Readers are evenly divided over proposals for a new stadium at Civic, given the somewhat eye-watering cost of around half a billion dollars at least.
The ACT Government is exploring options for a replacement stadium and has identified Civic and EPIC as locations. A study by consultants Arup, commissioned by the government, found both proposals were achievable and found little to split them when it came to the eye-popping cost.
Both sites would cost north of half a billion dollars at current estimates – about $638m by 2027 and more than $700 million by 2032 – numbers that would require private sector involvement.
The study estimates it would take around six to seven years for construction at EPIC from business case to completion, with Civic taking slightly longer.

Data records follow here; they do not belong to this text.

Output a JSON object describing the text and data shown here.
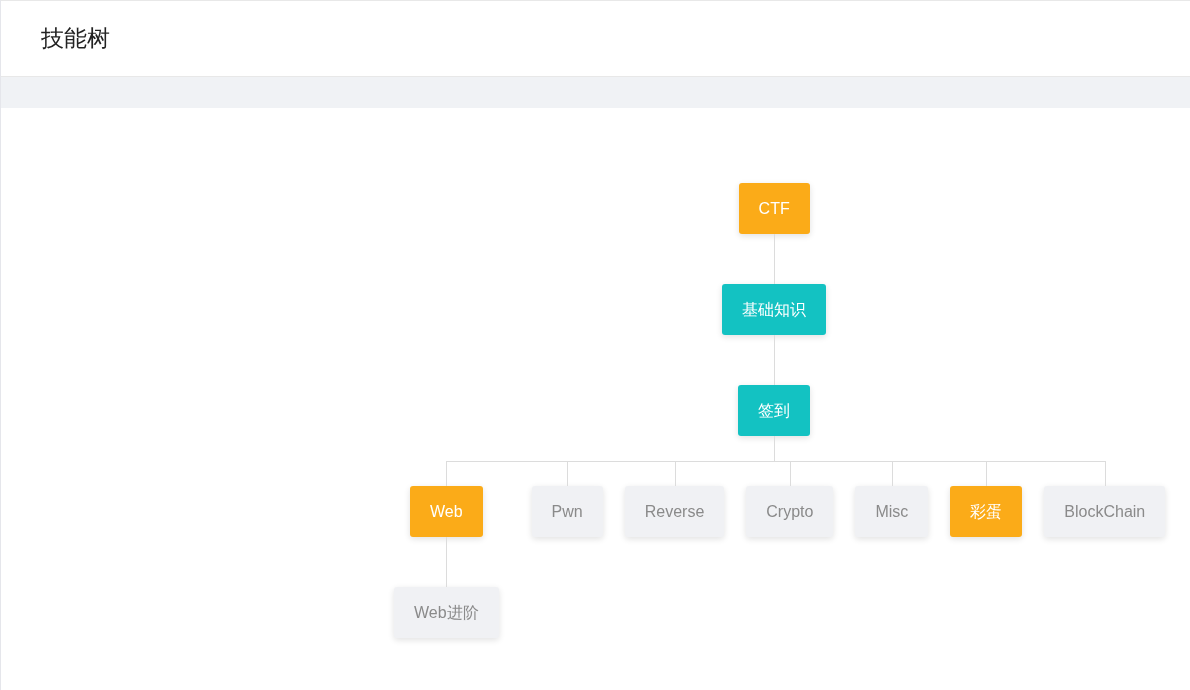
{
  "header": {
    "title": "技能树"
  },
  "tree": {
    "label": "CTF",
    "color": "#fbab18",
    "children": [
      {
        "label": "基础知识",
        "color": "#13c2c2",
        "children": [
          {
            "label": "签到",
            "color": "#13c2c2",
            "children": [
              {
                "label": "Web",
                "color": "#fbab18",
                "children": [
                  {
                    "label": "Web进阶",
                    "color": "#f0f1f4"
                  }
                ]
              },
              {
                "label": "Pwn",
                "color": "#f0f1f4"
              },
              {
                "label": "Reverse",
                "color": "#f0f1f4"
              },
              {
                "label": "Crypto",
                "color": "#f0f1f4"
              },
              {
                "label": "Misc",
                "color": "#f0f1f4"
              },
              {
                "label": "彩蛋",
                "color": "#fbab18"
              },
              {
                "label": "BlockChain",
                "color": "#f0f1f4"
              }
            ]
          }
        ]
      }
    ]
  }
}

Some readers were not convinced of the value. “Can someone explain to me why we need either of these 2 locations to build another stadium? What happens to Bruce? Why do we need an “upgrade” and what has that got to do with the end of the current lease? Please stop spending taxpayers money on white elephants. We have people living on the streets in Canberra and you want to spend money on this????”, thegreggster asked.
Samuel thought that we should “build it in the City Like a Lang Park style and the feeling of being on top of the Ground. Watch us Boom once again. Need it to Hold 45000 to 55000”, but Robauz commented that “What Canberra really needs is a recital hall. We have none suitable. All current venues are make-shift, small or unsuitable”.

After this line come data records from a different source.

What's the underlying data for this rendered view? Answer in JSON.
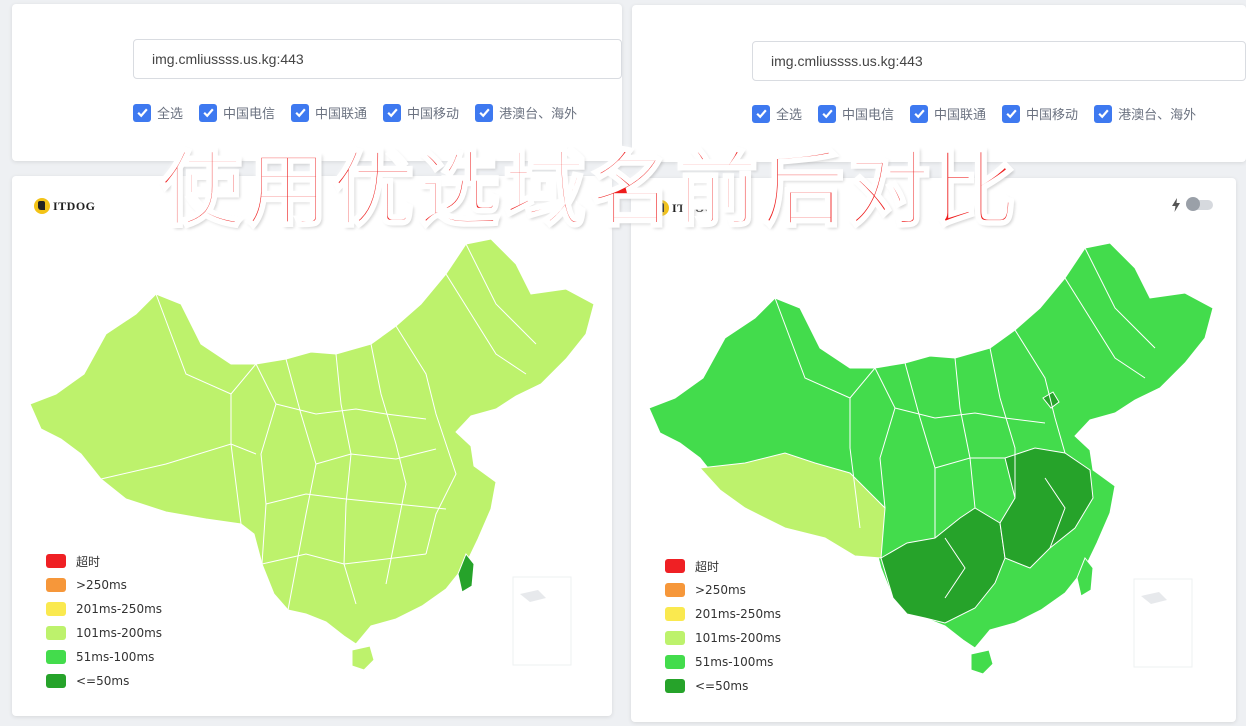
{
  "headline": "使用优选域名前后对比",
  "panels": [
    {
      "domain_value": "img.cmliussss.us.kg:443",
      "checkboxes": [
        "全选",
        "中国电信",
        "中国联通",
        "中国移动",
        "港澳台、海外"
      ],
      "logo_text": "ITDOG",
      "map_fill": "#bdf26c"
    },
    {
      "domain_value": "img.cmliussss.us.kg:443",
      "checkboxes": [
        "全选",
        "中国电信",
        "中国联通",
        "中国移动",
        "港澳台、海外"
      ],
      "logo_text": "ITDOG",
      "map_fill": "#43dc4c",
      "map_fill_dark": "#26a32a",
      "tibet_fill": "#bdf26c"
    }
  ],
  "legend": [
    {
      "label": "超时",
      "color": "#ef2024"
    },
    {
      "label": ">250ms",
      "color": "#f6973a"
    },
    {
      "label": "201ms-250ms",
      "color": "#fae94f"
    },
    {
      "label": "101ms-200ms",
      "color": "#bdf26c"
    },
    {
      "label": "51ms-100ms",
      "color": "#43dc4c"
    },
    {
      "label": "<=50ms",
      "color": "#26a32a"
    }
  ],
  "colors": {
    "checkbox": "#3e79f0",
    "headline": "#ee1c1c"
  }
}
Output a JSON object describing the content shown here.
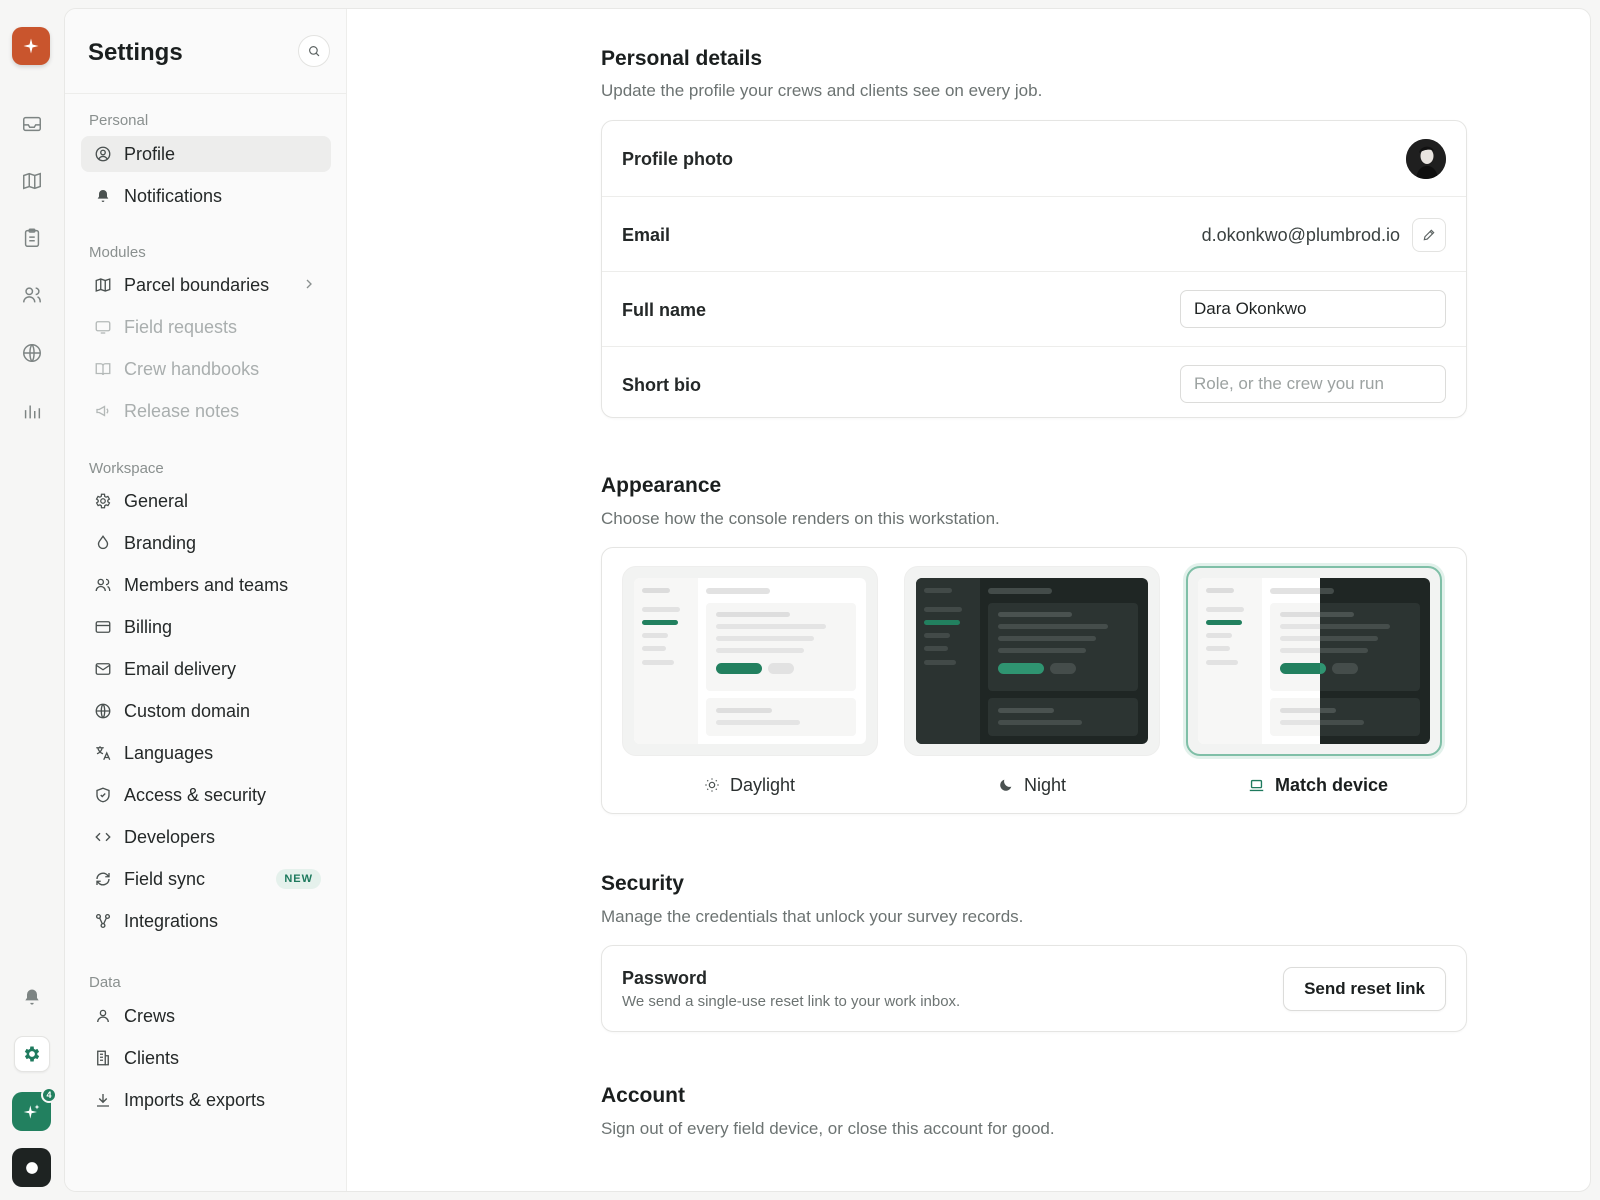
{
  "colors": {
    "accent": "#22805f",
    "brand": "#c9552d",
    "badge_bg": "#e5f1ec",
    "text_primary": "#1b1f1f",
    "text_muted": "#6c7372"
  },
  "rail": {
    "logo_icon": "sparkle-icon",
    "nav_icons": [
      "inbox-icon",
      "map-icon",
      "clipboard-icon",
      "users-icon",
      "globe-icon",
      "bar-chart-icon"
    ],
    "bottom_icons": [
      "bell-icon",
      "gear-icon",
      "sparkle-assistant-icon",
      "user-avatar-icon"
    ],
    "assistant_badge": "4"
  },
  "sidebar": {
    "title": "Settings",
    "search_icon": "search-icon",
    "groups": {
      "personal": "Personal",
      "modules": "Modules",
      "workspace": "Workspace",
      "data": "Data"
    },
    "personal": [
      {
        "label": "Profile",
        "icon": "user-circle-icon",
        "active": true
      },
      {
        "label": "Notifications",
        "icon": "bell-icon"
      }
    ],
    "modules": [
      {
        "label": "Parcel boundaries",
        "icon": "map-icon",
        "chevron": true
      },
      {
        "label": "Field requests",
        "icon": "monitor-icon",
        "disabled": true
      },
      {
        "label": "Crew handbooks",
        "icon": "book-icon",
        "disabled": true
      },
      {
        "label": "Release notes",
        "icon": "megaphone-icon",
        "disabled": true
      }
    ],
    "workspace": [
      {
        "label": "General",
        "icon": "gear-icon"
      },
      {
        "label": "Branding",
        "icon": "droplet-icon"
      },
      {
        "label": "Members and teams",
        "icon": "users-icon"
      },
      {
        "label": "Billing",
        "icon": "credit-card-icon"
      },
      {
        "label": "Email delivery",
        "icon": "mail-icon"
      },
      {
        "label": "Custom domain",
        "icon": "globe-icon"
      },
      {
        "label": "Languages",
        "icon": "translate-icon"
      },
      {
        "label": "Access & security",
        "icon": "shield-icon"
      },
      {
        "label": "Developers",
        "icon": "code-icon"
      },
      {
        "label": "Field sync",
        "icon": "sync-icon",
        "badge": "NEW"
      },
      {
        "label": "Integrations",
        "icon": "integrations-icon"
      }
    ],
    "data": [
      {
        "label": "Crews",
        "icon": "user-icon"
      },
      {
        "label": "Clients",
        "icon": "building-icon"
      },
      {
        "label": "Imports & exports",
        "icon": "download-icon"
      }
    ]
  },
  "personal_details": {
    "title": "Personal details",
    "description": "Update the profile your crews and clients see on every job.",
    "photo_label": "Profile photo",
    "email_label": "Email",
    "email_value": "d.okonkwo@plumbrod.io",
    "full_name_label": "Full name",
    "full_name_value": "Dara Okonkwo",
    "bio_label": "Short bio",
    "bio_placeholder": "Role, or the crew you run"
  },
  "appearance": {
    "title": "Appearance",
    "description": "Choose how the console renders on this workstation.",
    "options": [
      {
        "label": "Daylight",
        "icon": "sun-icon"
      },
      {
        "label": "Night",
        "icon": "moon-icon"
      },
      {
        "label": "Match device",
        "icon": "laptop-icon",
        "selected": true
      }
    ]
  },
  "security": {
    "title": "Security",
    "description": "Manage the credentials that unlock your survey records.",
    "password_label": "Password",
    "password_description": "We send a single-use reset link to your work inbox.",
    "reset_button": "Send reset link"
  },
  "account": {
    "title": "Account",
    "description": "Sign out of every field device, or close this account for good."
  }
}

We asked: Do we need a new Civic stadium at the cost of half a billion dollars? 1220 readers voted.
You could choose to vote No, half a billion is a lot of money for what’s proposed. This received 616 votes, while the alternative, Yes, and we need to get on with it for major events received 604 votes, a near dead heat.

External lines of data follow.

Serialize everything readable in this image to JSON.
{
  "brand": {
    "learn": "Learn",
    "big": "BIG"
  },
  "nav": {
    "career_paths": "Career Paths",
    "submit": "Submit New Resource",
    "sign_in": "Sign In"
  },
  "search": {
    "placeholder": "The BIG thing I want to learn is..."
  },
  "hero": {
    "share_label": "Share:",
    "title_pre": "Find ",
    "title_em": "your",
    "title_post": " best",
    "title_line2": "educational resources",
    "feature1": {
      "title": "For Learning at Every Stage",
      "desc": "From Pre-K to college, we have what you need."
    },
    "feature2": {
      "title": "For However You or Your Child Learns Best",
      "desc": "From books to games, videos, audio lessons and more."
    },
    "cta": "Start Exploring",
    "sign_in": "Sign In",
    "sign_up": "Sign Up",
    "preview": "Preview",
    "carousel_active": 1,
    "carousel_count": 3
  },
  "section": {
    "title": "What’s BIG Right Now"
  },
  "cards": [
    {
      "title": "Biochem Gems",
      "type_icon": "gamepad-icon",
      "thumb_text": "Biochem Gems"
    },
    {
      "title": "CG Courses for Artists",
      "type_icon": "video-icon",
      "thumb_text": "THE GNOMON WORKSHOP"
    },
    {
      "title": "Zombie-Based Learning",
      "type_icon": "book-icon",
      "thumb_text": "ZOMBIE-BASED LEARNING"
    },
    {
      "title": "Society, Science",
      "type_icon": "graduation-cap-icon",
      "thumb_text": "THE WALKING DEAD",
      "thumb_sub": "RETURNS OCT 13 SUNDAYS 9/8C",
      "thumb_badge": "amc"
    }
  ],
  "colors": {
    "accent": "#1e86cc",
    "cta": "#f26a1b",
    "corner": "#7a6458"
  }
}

This week, we’re wondering about the Canberra Citizen of the Year awards, which have been awarded to a group of people for the third year in a row.
This year all the Canberrans who have enacted the Territory’s public health response to the COVID-19 pandemic were jointly named the 2021 Canberra Citizen of the Year.
Last year it was all members of the ACT Emergency Services Agency and ACT Parks and Conservation Service for their response to the unprecedented bushfires during the Black Summer of 2019-2020.
In 2019, the University of Canberra Capitals team and their supporters got the nod for being the 2018-19 WNBL champions.
It’s not the first time this has happened: in 2010 Rotary Clubs were recognised as a whole, while in 2003 the entire community became citizens of the year after the bushfires. But does giving collective awards diminish their value?
“There is something anti-climactic and deflating for an award like this which is meant to be inspirational to be reduced to an exercise in collective consciousness or group-think,” Ian Bushnell wrote.
“Awards are made to honour and reward excellence in achievement to those who stand out from the rest, who have taken a path less trodden to give something of themselves that most of us won’t.”
What do you think? Our poll this week is: